(Records Opens)

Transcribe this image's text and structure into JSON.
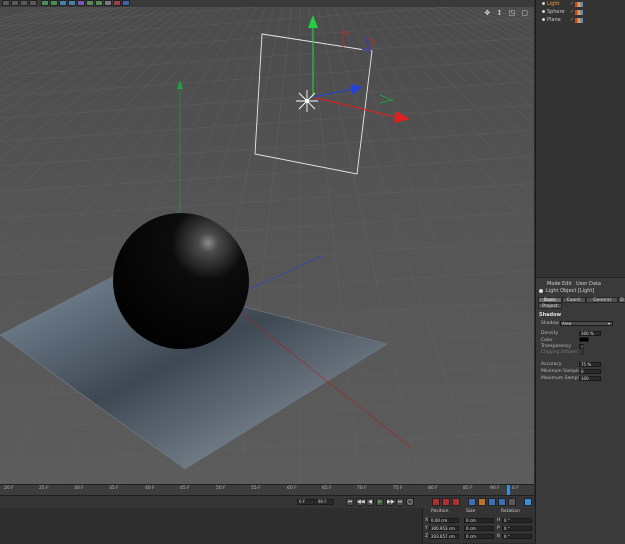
{
  "toolbar": {
    "button_count": 14
  },
  "viewport": {
    "nav_icons": "✥ ↕ ◳ ▢"
  },
  "object_manager": {
    "objects": [
      {
        "name": "Light",
        "selected": true
      },
      {
        "name": "Sphere",
        "selected": false
      },
      {
        "name": "Plane",
        "selected": false
      }
    ],
    "check_glyph": "✓"
  },
  "attribute_manager": {
    "menu": [
      "Mode",
      "Edit",
      "User Data"
    ],
    "object_title": "Light Object [Light]",
    "tabs": [
      "Basic",
      "Coord.",
      "General",
      "D"
    ],
    "project_tab": "Project",
    "section_title": "Shadow",
    "shadow": {
      "label": "Shadow",
      "value": "Area"
    },
    "fields": [
      {
        "label": "Density",
        "value": "100 %"
      },
      {
        "label": "Color",
        "value": ""
      },
      {
        "label": "Transparency",
        "value": "✓"
      },
      {
        "label": "Clipping Influence",
        "value": ""
      }
    ],
    "fields2": [
      {
        "label": "Accuracy",
        "value": "75 %"
      },
      {
        "label": "Minimum Samples",
        "value": "0"
      },
      {
        "label": "Maximum Samples",
        "value": "100"
      }
    ]
  },
  "timeline": {
    "ticks": [
      "20 F",
      "25 F",
      "30 F",
      "35 F",
      "40 F",
      "45 F",
      "50 F",
      "55 F",
      "60 F",
      "65 F",
      "70 F",
      "75 F",
      "80 F",
      "85 F",
      "90 F"
    ],
    "current_frame": "0 F"
  },
  "transport": {
    "start_field": "0 F",
    "end_field": "90 F",
    "buttons": [
      "⏮",
      "◀◀",
      "◀",
      "▶",
      "▶▶",
      "⏭",
      "◯"
    ]
  },
  "coordinates": {
    "headers": [
      "Position",
      "Size",
      "Rotation"
    ],
    "rows": [
      {
        "axis": "X",
        "position": "0.00 cm",
        "size": "0 cm",
        "rotation_axis": "H",
        "rotation": "0 °"
      },
      {
        "axis": "Y",
        "position": "300.953 cm",
        "size": "0 cm",
        "rotation_axis": "P",
        "rotation": "0 °"
      },
      {
        "axis": "Z",
        "position": "203.657 cm",
        "size": "0 cm",
        "rotation_axis": "B",
        "rotation": "0 °"
      }
    ]
  },
  "colors": {
    "axis_x": "#e02020",
    "axis_y": "#20d040",
    "axis_z": "#2040e0",
    "selection": "#f0a030",
    "accent_blue": "#3b8fd8"
  }
}
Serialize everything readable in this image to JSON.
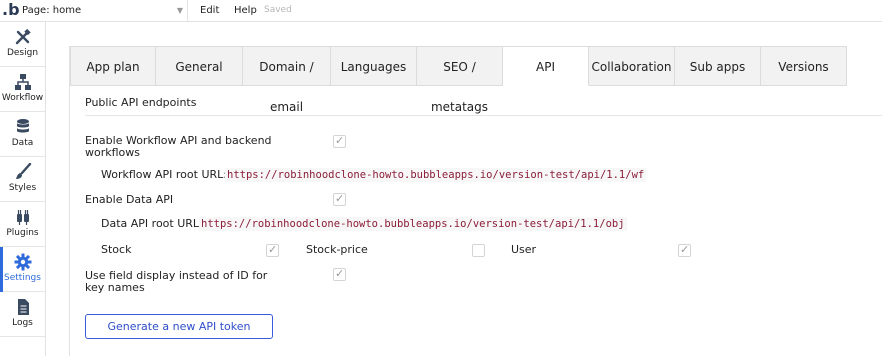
{
  "topbar": {
    "logo": ".b",
    "page_select": "Page: home",
    "menu": {
      "edit": "Edit",
      "help": "Help",
      "saved": "Saved"
    }
  },
  "sidebar": {
    "items": [
      {
        "label": "Design",
        "icon": "design-icon"
      },
      {
        "label": "Workflow",
        "icon": "workflow-icon"
      },
      {
        "label": "Data",
        "icon": "data-icon"
      },
      {
        "label": "Styles",
        "icon": "styles-icon"
      },
      {
        "label": "Plugins",
        "icon": "plugins-icon"
      },
      {
        "label": "Settings",
        "icon": "gear-icon",
        "active": true
      },
      {
        "label": "Logs",
        "icon": "logs-icon"
      }
    ]
  },
  "tabs": [
    {
      "label": "App plan"
    },
    {
      "label": "General"
    },
    {
      "label": "Domain / email"
    },
    {
      "label": "Languages"
    },
    {
      "label": "SEO / metatags"
    },
    {
      "label": "API",
      "active": true
    },
    {
      "label": "Collaboration"
    },
    {
      "label": "Sub apps"
    },
    {
      "label": "Versions"
    }
  ],
  "api": {
    "section_title": "Public API endpoints",
    "workflow_api_label": "Enable Workflow API and backend workflows",
    "workflow_api_checked": true,
    "workflow_root_label": "Workflow API root URL:",
    "workflow_root_url": "https://robinhoodclone-howto.bubbleapps.io/version-test/api/1.1/wf",
    "data_api_label": "Enable Data API",
    "data_api_checked": true,
    "data_root_label": "Data API root URL:",
    "data_root_url": "https://robinhoodclone-howto.bubbleapps.io/version-test/api/1.1/obj",
    "types": [
      {
        "label": "Stock",
        "checked": true
      },
      {
        "label": "Stock-price",
        "checked": false
      },
      {
        "label": "User",
        "checked": true
      }
    ],
    "field_display_label": "Use field display instead of ID for key names",
    "field_display_checked": true,
    "generate_button": "Generate a new API token"
  },
  "colors": {
    "accent": "#2f6bda",
    "url_text": "#8b1d3a",
    "button_border": "#3b5bdb"
  }
}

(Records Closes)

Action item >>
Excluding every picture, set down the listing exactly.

Result of the task >>
Transcribe this image's text and structure into JSON.
{
  "toolbar": {
    "button_count": 14
  },
  "viewport": {
    "nav_icons": "✥ ↕ ◳ ▢"
  },
  "object_manager": {
    "objects": [
      {
        "name": "Light",
        "selected": true
      },
      {
        "name": "Sphere",
        "selected": false
      },
      {
        "name": "Plane",
        "selected": false
      }
    ],
    "check_glyph": "✓"
  },
  "attribute_manager": {
    "menu": [
      "Mode",
      "Edit",
      "User Data"
    ],
    "object_title": "Light Object [Light]",
    "tabs": [
      "Basic",
      "Coord.",
      "General",
      "D"
    ],
    "project_tab": "Project",
    "section_title": "Shadow",
    "shadow": {
      "label": "Shadow",
      "value": "Area"
    },
    "fields": [
      {
        "label": "Density",
        "value": "100 %"
      },
      {
        "label": "Color",
        "value": ""
      },
      {
        "label": "Transparency",
        "value": "✓"
      },
      {
        "label": "Clipping Influence",
        "value": ""
      }
    ],
    "fields2": [
      {
        "label": "Accuracy",
        "value": "75 %"
      },
      {
        "label": "Minimum Samples",
        "value": "0"
      },
      {
        "label": "Maximum Samples",
        "value": "100"
      }
    ]
  },
  "timeline": {
    "ticks": [
      "20 F",
      "25 F",
      "30 F",
      "35 F",
      "40 F",
      "45 F",
      "50 F",
      "55 F",
      "60 F",
      "65 F",
      "70 F",
      "75 F",
      "80 F",
      "85 F",
      "90 F"
    ],
    "current_frame": "0 F"
  },
  "transport": {
    "start_field": "0 F",
    "end_field": "90 F",
    "buttons": [
      "⏮",
      "◀◀",
      "◀",
      "▶",
      "▶▶",
      "⏭",
      "◯"
    ]
  },
  "coordinates": {
    "headers": [
      "Position",
      "Size",
      "Rotation"
    ],
    "rows": [
      {
        "axis": "X",
        "position": "0.00 cm",
        "size": "0 cm",
        "rotation_axis": "H",
        "rotation": "0 °"
      },
      {
        "axis": "Y",
        "position": "300.953 cm",
        "size": "0 cm",
        "rotation_axis": "P",
        "rotation": "0 °"
      },
      {
        "axis": "Z",
        "position": "203.657 cm",
        "size": "0 cm",
        "rotation_axis": "B",
        "rotation": "0 °"
      }
    ]
  },
  "colors": {
    "axis_x": "#e02020",
    "axis_y": "#20d040",
    "axis_z": "#2040e0",
    "selection": "#f0a030",
    "accent_blue": "#3b8fd8"
  }
}
Serialize everything readable in this image to JSON.
{
  "topbar": {
    "logo": ".b",
    "page_select": "Page: home",
    "menu": {
      "edit": "Edit",
      "help": "Help",
      "saved": "Saved"
    }
  },
  "sidebar": {
    "items": [
      {
        "label": "Design",
        "icon": "design-icon"
      },
      {
        "label": "Workflow",
        "icon": "workflow-icon"
      },
      {
        "label": "Data",
        "icon": "data-icon"
      },
      {
        "label": "Styles",
        "icon": "styles-icon"
      },
      {
        "label": "Plugins",
        "icon": "plugins-icon"
      },
      {
        "label": "Settings",
        "icon": "gear-icon",
        "active": true
      },
      {
        "label": "Logs",
        "icon": "logs-icon"
      }
    ]
  },
  "tabs": [
    {
      "label": "App plan"
    },
    {
      "label": "General"
    },
    {
      "label": "Domain / email"
    },
    {
      "label": "Languages"
    },
    {
      "label": "SEO / metatags"
    },
    {
      "label": "API",
      "active": true
    },
    {
      "label": "Collaboration"
    },
    {
      "label": "Sub apps"
    },
    {
      "label": "Versions"
    }
  ],
  "api": {
    "section_title": "Public API endpoints",
    "workflow_api_label": "Enable Workflow API and backend workflows",
    "workflow_api_checked": true,
    "workflow_root_label": "Workflow API root URL:",
    "workflow_root_url": "https://robinhoodclone-howto.bubbleapps.io/version-test/api/1.1/wf",
    "data_api_label": "Enable Data API",
    "data_api_checked": true,
    "data_root_label": "Data API root URL:",
    "data_root_url": "https://robinhoodclone-howto.bubbleapps.io/version-test/api/1.1/obj",
    "types": [
      {
        "label": "Stock",
        "checked": true
      },
      {
        "label": "Stock-price",
        "checked": false
      },
      {
        "label": "User",
        "checked": true
      }
    ],
    "field_display_label": "Use field display instead of ID for key names",
    "field_display_checked": true,
    "generate_button": "Generate a new API token"
  },
  "colors": {
    "accent": "#2f6bda",
    "url_text": "#8b1d3a",
    "button_border": "#3b5bdb"
  }
}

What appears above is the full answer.